:: What this task involves ::
Return the count of lines in the following records that include "kind", and nothing more.

:: Entries supplied ::
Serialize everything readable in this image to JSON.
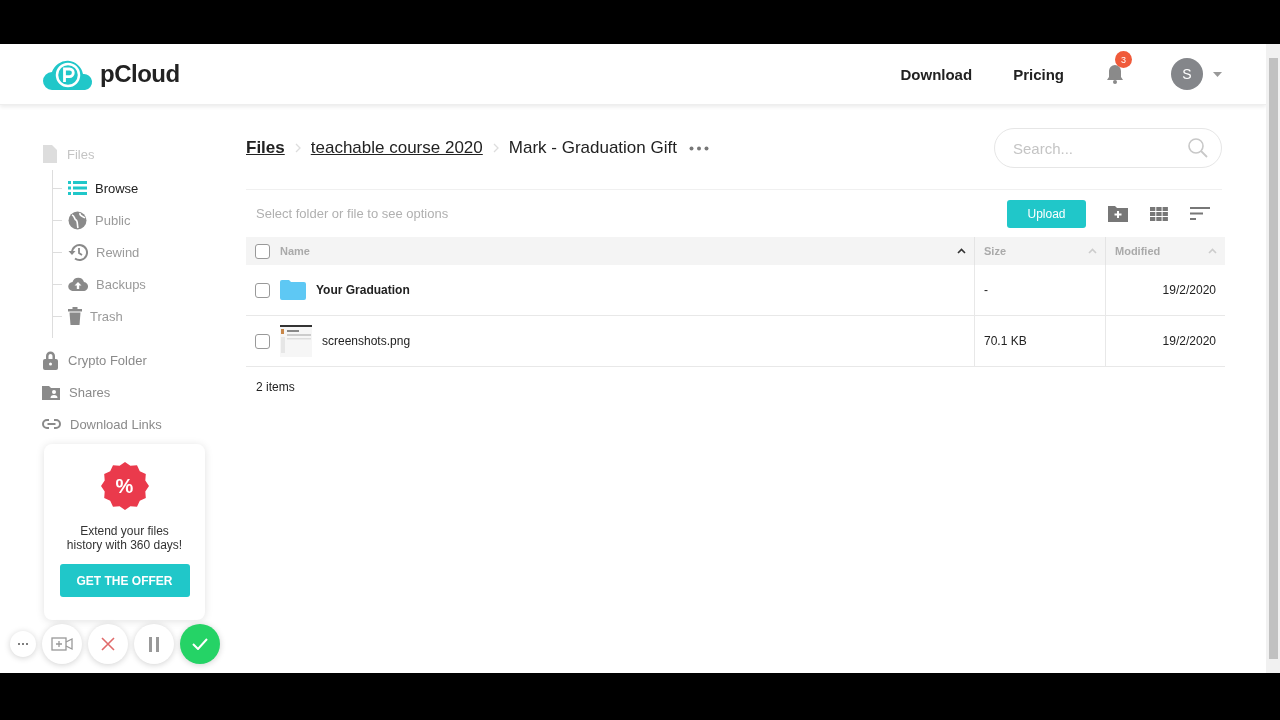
{
  "header": {
    "logo": "pCloud",
    "nav": [
      "Download",
      "Pricing"
    ],
    "notification_count": "3",
    "avatar": "S"
  },
  "sidebar": {
    "items": [
      {
        "label": "Files",
        "children": [
          {
            "label": "Browse",
            "selected": true
          },
          {
            "label": "Public",
            "selected": false
          },
          {
            "label": "Rewind",
            "selected": false
          },
          {
            "label": "Backups",
            "selected": false
          },
          {
            "label": "Trash",
            "selected": false
          }
        ]
      },
      {
        "label": "Crypto Folder"
      },
      {
        "label": "Shares"
      },
      {
        "label": "Download Links"
      }
    ]
  },
  "breadcrumb": [
    {
      "label": "Files",
      "kind": "root"
    },
    {
      "label": "teachable course 2020",
      "kind": "link"
    },
    {
      "label": "Mark - Graduation Gift",
      "kind": "current"
    }
  ],
  "search": {
    "placeholder": "Search..."
  },
  "toolbar": {
    "hint": "Select folder or file to see options",
    "upload": "Upload"
  },
  "table": {
    "select_all_checked": false,
    "columns": [
      {
        "label": "Name",
        "sorted": true
      },
      {
        "label": "Size",
        "sorted": false
      },
      {
        "label": "Modified",
        "sorted": false
      }
    ],
    "rows": [
      {
        "kind": "folder",
        "name": "Your Graduation",
        "size": "-",
        "modified": "19/2/2020",
        "checked": false
      },
      {
        "kind": "image",
        "name": "screenshots.png",
        "size": "70.1 KB",
        "modified": "19/2/2020",
        "checked": false
      }
    ],
    "footer": "2 items"
  },
  "promo": {
    "badge": "%",
    "text": "Extend your files history with 360 days!",
    "button": "GET THE OFFER"
  }
}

:: Result of this task ::
5